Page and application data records
<<<<
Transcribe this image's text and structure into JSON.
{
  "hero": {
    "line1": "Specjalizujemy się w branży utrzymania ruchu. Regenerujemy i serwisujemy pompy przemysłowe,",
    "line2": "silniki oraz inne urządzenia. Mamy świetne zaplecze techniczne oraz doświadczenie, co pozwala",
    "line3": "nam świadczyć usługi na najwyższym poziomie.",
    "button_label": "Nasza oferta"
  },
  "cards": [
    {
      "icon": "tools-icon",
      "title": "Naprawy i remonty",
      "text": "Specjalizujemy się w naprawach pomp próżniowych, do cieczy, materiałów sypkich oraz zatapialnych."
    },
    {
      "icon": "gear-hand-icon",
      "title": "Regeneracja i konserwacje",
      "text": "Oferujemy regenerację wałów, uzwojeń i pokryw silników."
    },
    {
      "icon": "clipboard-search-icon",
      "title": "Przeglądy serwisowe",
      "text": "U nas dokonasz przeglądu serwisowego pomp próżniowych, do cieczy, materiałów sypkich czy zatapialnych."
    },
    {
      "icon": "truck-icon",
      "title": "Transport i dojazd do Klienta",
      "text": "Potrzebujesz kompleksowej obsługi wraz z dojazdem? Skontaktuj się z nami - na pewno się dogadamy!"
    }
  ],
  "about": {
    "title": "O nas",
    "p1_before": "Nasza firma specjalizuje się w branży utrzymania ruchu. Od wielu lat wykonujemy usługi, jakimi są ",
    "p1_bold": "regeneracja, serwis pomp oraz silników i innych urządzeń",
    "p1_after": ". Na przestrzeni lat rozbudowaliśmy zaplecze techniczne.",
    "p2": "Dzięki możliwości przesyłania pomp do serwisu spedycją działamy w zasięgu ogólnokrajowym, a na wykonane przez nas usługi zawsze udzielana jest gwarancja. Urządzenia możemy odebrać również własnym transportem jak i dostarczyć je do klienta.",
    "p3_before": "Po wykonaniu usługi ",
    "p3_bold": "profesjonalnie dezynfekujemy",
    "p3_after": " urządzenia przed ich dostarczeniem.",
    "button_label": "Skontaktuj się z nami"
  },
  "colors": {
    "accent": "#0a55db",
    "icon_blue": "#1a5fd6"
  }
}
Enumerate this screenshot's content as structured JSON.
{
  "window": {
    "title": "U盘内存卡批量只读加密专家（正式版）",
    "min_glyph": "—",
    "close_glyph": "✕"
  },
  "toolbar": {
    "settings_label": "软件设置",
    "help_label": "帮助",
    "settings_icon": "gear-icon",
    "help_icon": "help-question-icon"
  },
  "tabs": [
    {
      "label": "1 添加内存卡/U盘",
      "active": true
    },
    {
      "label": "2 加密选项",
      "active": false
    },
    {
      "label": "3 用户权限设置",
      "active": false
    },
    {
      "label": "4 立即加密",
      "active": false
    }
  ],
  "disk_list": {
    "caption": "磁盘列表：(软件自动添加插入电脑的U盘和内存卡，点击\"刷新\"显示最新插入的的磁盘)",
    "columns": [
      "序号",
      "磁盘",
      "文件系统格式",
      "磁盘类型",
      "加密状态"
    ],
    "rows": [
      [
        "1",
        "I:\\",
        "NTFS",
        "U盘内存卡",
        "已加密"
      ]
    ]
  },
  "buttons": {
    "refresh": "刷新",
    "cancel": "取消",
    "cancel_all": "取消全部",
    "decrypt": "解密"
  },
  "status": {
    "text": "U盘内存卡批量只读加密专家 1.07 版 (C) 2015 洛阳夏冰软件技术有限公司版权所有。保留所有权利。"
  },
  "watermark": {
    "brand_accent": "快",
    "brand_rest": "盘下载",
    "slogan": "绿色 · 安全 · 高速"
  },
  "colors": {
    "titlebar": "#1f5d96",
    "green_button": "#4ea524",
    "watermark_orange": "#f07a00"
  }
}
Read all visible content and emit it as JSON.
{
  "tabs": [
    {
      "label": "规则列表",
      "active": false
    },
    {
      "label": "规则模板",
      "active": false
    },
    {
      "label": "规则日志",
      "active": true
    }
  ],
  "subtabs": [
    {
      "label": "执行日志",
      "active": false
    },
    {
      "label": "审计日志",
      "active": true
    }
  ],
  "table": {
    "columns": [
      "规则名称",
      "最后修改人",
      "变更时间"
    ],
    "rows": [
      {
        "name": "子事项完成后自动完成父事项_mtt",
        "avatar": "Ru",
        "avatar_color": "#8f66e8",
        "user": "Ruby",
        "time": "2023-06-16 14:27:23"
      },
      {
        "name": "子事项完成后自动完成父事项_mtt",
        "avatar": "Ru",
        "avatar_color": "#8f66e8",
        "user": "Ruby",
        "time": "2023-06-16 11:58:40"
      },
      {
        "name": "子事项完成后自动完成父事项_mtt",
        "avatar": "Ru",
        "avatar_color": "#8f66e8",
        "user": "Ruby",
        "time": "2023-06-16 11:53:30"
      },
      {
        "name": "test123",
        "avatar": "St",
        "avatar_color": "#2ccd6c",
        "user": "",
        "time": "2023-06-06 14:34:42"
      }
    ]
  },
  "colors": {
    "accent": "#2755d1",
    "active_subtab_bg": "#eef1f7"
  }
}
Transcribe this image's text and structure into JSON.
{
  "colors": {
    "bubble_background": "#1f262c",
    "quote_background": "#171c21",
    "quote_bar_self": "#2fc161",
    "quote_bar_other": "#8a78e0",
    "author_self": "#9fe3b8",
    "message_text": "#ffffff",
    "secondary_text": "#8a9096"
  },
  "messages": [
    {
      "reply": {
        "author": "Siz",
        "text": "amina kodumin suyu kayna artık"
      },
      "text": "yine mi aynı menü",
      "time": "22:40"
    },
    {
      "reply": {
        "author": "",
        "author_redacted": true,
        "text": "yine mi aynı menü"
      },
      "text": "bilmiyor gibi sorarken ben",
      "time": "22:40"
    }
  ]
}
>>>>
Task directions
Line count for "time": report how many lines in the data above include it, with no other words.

Reply
6